Separate names with a comma.
Missed the live Ask the Expert event?
Not to worry. Check out the archived thread of the Q&A with Ken Hutcheson, President of U.S. Lawns, and the LawnSite community on the Franchising Forum.
Discussion in 'Turf Renovation' started by GenesisLawnNLandscape, Apr 1, 2005.
Would like a estimate or guess for a contract with 1414 scrubs and mulch when needed.
You are gping to have to get into detail if you want any help !
I am new to this website. I have 1414 shrubs to prune twice a year. I must maintain 3 inch hardwood mulch on all beds. Probably will not have to apply much mulch at all. I will apply as needed according to contract guidlines. I must prune 2 times a year. I am sorry but I can't give much more information. All are relatively easy to work with.
Why is this showing that I moved? What did I do?
You need to figure out how long it'll take and multiply that times your desired rate of pay. We cannot help you with that, especially because we have no idea what kind of shrubs, their size, whether you have to haul off the clippings, etc.
I may try to charge by the piece and just add in for the ocassional mulch.
I take it that you don't know what kind of shrub you are proposing to prune. Most shrubs that I deal with need to be pruned more that 2 times per year. But I have several in the Ilex family, privets, manhattans, barberries, etc. Do any of those resemble you shrubs? I don't think someone can get an accurate price per shrub without know what they are dealing with.... growth habit, variety, etc.
Let me ask you this.... do you know what kind of car you drive? Or is it a truck? The same mentality needs to be applied here. KNOW WHAT YOU ARE DEALING WITH! Do some research and find out about their growth patterns, then you can make a logical guesstimate.
Go out to the job, take a look at the WORST/most difficult of the shrubs needing pruning. Start your stopwatch, pretend to prune it, stop your stopwatch when finished, multiply by 1414, divide by 60 (minutes per hour), multiply by what you'd like your hourly rate to be. Then decide what your bid should be according to the number of properties, time to be spent travelling from site to site, actual time to be spent pruning, number of times per year to be serviced, etc..

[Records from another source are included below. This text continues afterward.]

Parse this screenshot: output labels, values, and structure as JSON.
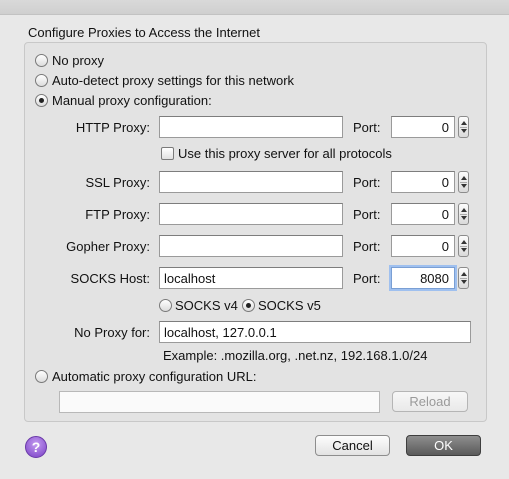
{
  "dialog": {
    "title": "Configure Proxies to Access the Internet"
  },
  "proxy_mode": {
    "no_proxy": "No proxy",
    "auto_detect": "Auto-detect proxy settings for this network",
    "manual": "Manual proxy configuration:",
    "auto_url": "Automatic proxy configuration URL:",
    "selected": "manual"
  },
  "http": {
    "label": "HTTP Proxy:",
    "host": "",
    "port_label": "Port:",
    "port": "0"
  },
  "use_for_all": {
    "label": "Use this proxy server for all protocols",
    "checked": false
  },
  "ssl": {
    "label": "SSL Proxy:",
    "host": "",
    "port_label": "Port:",
    "port": "0"
  },
  "ftp": {
    "label": "FTP Proxy:",
    "host": "",
    "port_label": "Port:",
    "port": "0"
  },
  "gopher": {
    "label": "Gopher Proxy:",
    "host": "",
    "port_label": "Port:",
    "port": "0"
  },
  "socks": {
    "label": "SOCKS Host:",
    "host": "localhost",
    "port_label": "Port:",
    "port": "8080",
    "v4_label": "SOCKS v4",
    "v5_label": "SOCKS v5",
    "version_selected": "v5"
  },
  "no_proxy_for": {
    "label": "No Proxy for:",
    "value": "localhost, 127.0.0.1",
    "example": "Example: .mozilla.org, .net.nz, 192.168.1.0/24"
  },
  "auto_config": {
    "url": "",
    "reload_label": "Reload"
  },
  "buttons": {
    "help": "?",
    "cancel": "Cancel",
    "ok": "OK"
  },
  "colors": {
    "focus_ring": "#9fc0ef",
    "default_button": "#6a6a6a",
    "help_button": "#8a4fd6"
  }
}
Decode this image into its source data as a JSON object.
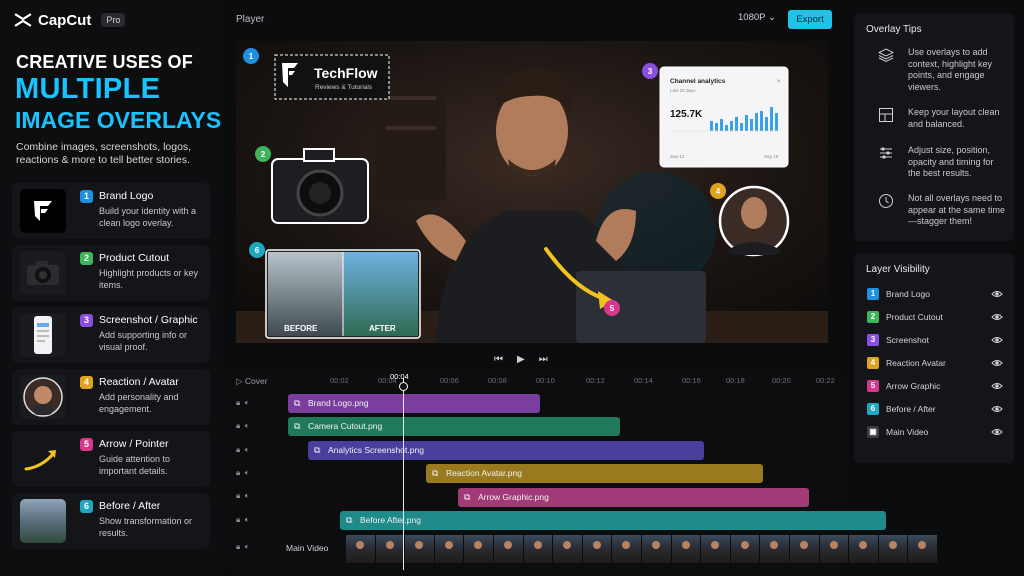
{
  "brand": {
    "name": "CapCut",
    "badge": "Pro"
  },
  "headline": {
    "line1": "CREATIVE USES OF",
    "line2": "MULTIPLE",
    "line3": "IMAGE OVERLAYS",
    "subtitle": "Combine images, screenshots, logos, reactions & more to tell better stories."
  },
  "features": [
    {
      "num": "1",
      "title": "Brand Logo",
      "desc": "Build your identity with a clean logo overlay.",
      "color": "#1f8fe0"
    },
    {
      "num": "2",
      "title": "Product Cutout",
      "desc": "Highlight products or key items.",
      "color": "#3fb55a"
    },
    {
      "num": "3",
      "title": "Screenshot / Graphic",
      "desc": "Add supporting info or visual proof.",
      "color": "#8a4fe0"
    },
    {
      "num": "4",
      "title": "Reaction / Avatar",
      "desc": "Add personality and engagement.",
      "color": "#e0a21f"
    },
    {
      "num": "5",
      "title": "Arrow / Pointer",
      "desc": "Guide attention to important details.",
      "color": "#d8368a"
    },
    {
      "num": "6",
      "title": "Before / After",
      "desc": "Show transformation or results.",
      "color": "#1fa7c2"
    }
  ],
  "player": {
    "label": "Player",
    "resolution": "1080P",
    "export_label": "Export"
  },
  "preview": {
    "logo_title": "TechFlow",
    "logo_subtitle": "Reviews & Tutorials",
    "analytics_title": "Channel analytics",
    "analytics_sub": "Last 28 days",
    "analytics_value": "125.7K",
    "analytics_from": "Sep 12",
    "analytics_to": "Sep 19",
    "before_label": "BEFORE",
    "after_label": "AFTER",
    "markers": [
      "1",
      "2",
      "3",
      "4",
      "5",
      "6"
    ]
  },
  "transport": {
    "prev": "⏮",
    "play": "▶",
    "next": "⏭"
  },
  "timeline": {
    "cover_label": "Cover",
    "playhead_time": "00:04",
    "ticks": [
      "00:02",
      "00:04",
      "00:06",
      "00:08",
      "00:10",
      "00:12",
      "00:14",
      "00:16",
      "00:18",
      "00:20",
      "00:22",
      "00:24"
    ],
    "clips": [
      {
        "name": "Brand Logo.png",
        "color": "#7a3f9e"
      },
      {
        "name": "Camera Cutout.png",
        "color": "#1f7a5a"
      },
      {
        "name": "Analytics Screenshot.png",
        "color": "#4a3f9e"
      },
      {
        "name": "Reaction Avatar.png",
        "color": "#9a7a1f"
      },
      {
        "name": "Arrow Graphic.png",
        "color": "#a33a78"
      },
      {
        "name": "Before After.png",
        "color": "#1f8a8a"
      }
    ],
    "main_video_label": "Main Video"
  },
  "tips": {
    "title": "Overlay Tips",
    "items": [
      {
        "text": "Use overlays to add context, highlight key points, and engage viewers.",
        "icon": "layers-icon"
      },
      {
        "text": "Keep your layout clean and balanced.",
        "icon": "layout-icon"
      },
      {
        "text": "Adjust size, position, opacity and timing for the best results.",
        "icon": "sliders-icon"
      },
      {
        "text": "Not all overlays need to appear at the same time—stagger them!",
        "icon": "clock-icon"
      }
    ]
  },
  "layers": {
    "title": "Layer Visibility",
    "items": [
      {
        "num": "1",
        "name": "Brand Logo",
        "color": "#1f8fe0"
      },
      {
        "num": "2",
        "name": "Product Cutout",
        "color": "#3fb55a"
      },
      {
        "num": "3",
        "name": "Screenshot",
        "color": "#8a4fe0"
      },
      {
        "num": "4",
        "name": "Reaction Avatar",
        "color": "#e0a21f"
      },
      {
        "num": "5",
        "name": "Arrow Graphic",
        "color": "#d8368a"
      },
      {
        "num": "6",
        "name": "Before / After",
        "color": "#1fa7c2"
      },
      {
        "num": "▣",
        "name": "Main Video",
        "color": "#3a3b40"
      }
    ]
  }
}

Thanks Kate Butler, it is nice to know there are people like yourself still around. Thank you very much.